    I agree. There are flight GPS systems and we at NASA use them on satellites. There were some adjustments need to the kalman filters that do the position-velocity estimates (or sats fly at thousands of mph) so the data wouldn’t be seen as a noisy outlier (yes, we are actually going that fast!). But that is not a big change. The point is nearly all commercial airplanes I would assume have a GPS navigator in them (I know the military jets do) where you set way-points and let the auto-pilot do its thing.

  4. MerlinOS2 says:

    It was my understanding about the “early” handheld models, thanks for the updated info.

  5. For Enforcement says:
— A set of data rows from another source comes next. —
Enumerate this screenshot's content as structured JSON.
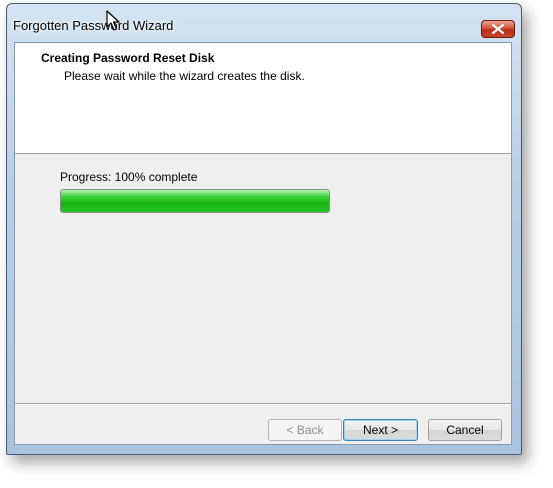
{
  "window": {
    "title": "Forgotten Password Wizard"
  },
  "header": {
    "title": "Creating Password Reset Disk",
    "subtitle": "Please wait while the wizard creates the disk."
  },
  "progress": {
    "label": "Progress: 100% complete",
    "value": 1.0,
    "fill_color": "#22bb22"
  },
  "buttons": {
    "back_label": "< Back",
    "back_enabled": false,
    "next_label": "Next >",
    "cancel_label": "Cancel"
  },
  "icons": {
    "close": "close-icon",
    "cursor": "mouse-pointer-icon"
  }
}
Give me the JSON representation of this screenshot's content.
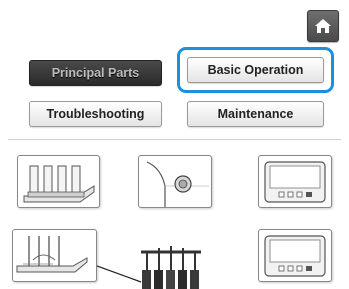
{
  "header": {
    "home_icon": "home-icon"
  },
  "buttons": {
    "principal_parts": "Principal Parts",
    "basic_operation": "Basic Operation",
    "troubleshooting": "Troubleshooting",
    "maintenance": "Maintenance"
  },
  "selected_button": "principal_parts",
  "highlighted_button": "basic_operation",
  "colors": {
    "highlight": "#1e8fdc",
    "selected_bg": "#2a2a2a",
    "button_bg": "#f0f0f0"
  },
  "thumbnails": [
    {
      "name": "thread-spool-stand-thumb",
      "icon": "spool-stand-icon"
    },
    {
      "name": "side-knob-thumb",
      "icon": "knob-icon"
    },
    {
      "name": "lcd-panel-thumb-1",
      "icon": "display-panel-icon"
    },
    {
      "name": "spool-pins-thumb",
      "icon": "spool-pins-icon"
    },
    {
      "name": "lcd-panel-thumb-2",
      "icon": "display-panel-icon"
    }
  ]
}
    Yea, there is a lot of information and mis-information about GPS. Many years ago, I had one of those laptop software programs and it worked great. I was using it on an airplane and it displayed the speed very well and was in agreement with the plane’s speed. No one objected to my using it. Fast forward a couple years and I had a Magellen handheld and it worked great on airplane also. Flight attendent saw I had it, now this was about ’98 or so, and she had a conniption. You can’t use that, it sends out signals that interfere with the plane’s navigation. I assured her it didn’t, but I turned it off as she requested.
    I happen to be a private pilot, and believe me, almost ALL planes, including private, have GPS that is linked to autopilot. They are so accurate you could actually let them take off and land for you. Of course no one does, but they work that well. You can easily put in waypoints with speed, altitude, etc and it will follow it to a tee, including putting you on final approach. Then the pilot takes over. At the worst, a system on a private plane might be off 30-50 feet altitude. (That’s why pilot does the actual landing) I understand military is much more accurate tho.

  6. pull says:


    I believe that effect would be because we used to have receivers be off by a number of feet… because of the danger of using these for missles and such. This regulation was later taken away.

    On the topic:

    I have been using various gps’ for about ten or fifteen years, not sure. I do not like to depend on them for hiking, but they are an useful tool. Nowadays, they are built into many portable devices and the watch models are actually useful. It is surely not a threat.

    Personally, I think that blowing up planes should be the least of our worries, ultimately. I guess a lot of people have a lot of fear dealing with flying. It does strike at the heart of modern commerce. Their next big attack is more likely to strike one of NY’s bridges or tunnels, like they said they would before… back in 93. Granted, there are so many weak spots where they could kill a lot of Americans and get away with it… or induce widespread fear.

    Our food sources are probably the biggest concern for me. There are a lot of weaknesses there. Sniping is always an option for them. Or, random serial killing at more close range. If the body is left and they make no interaction… there is not even DNA evidence. Explosives can be made out of just about anything… and gas lines run about everywhere (and can be trivially heated to explosion).

    Heh, GPS are not in my list there. I don’t think they are worrying about missle guidance systems anytime soon. Maybe Iran will next year, but they would be better off hitting us without a missle, but with a portable attack… even if we don’t have any chance of shooting a sucker out of the sky.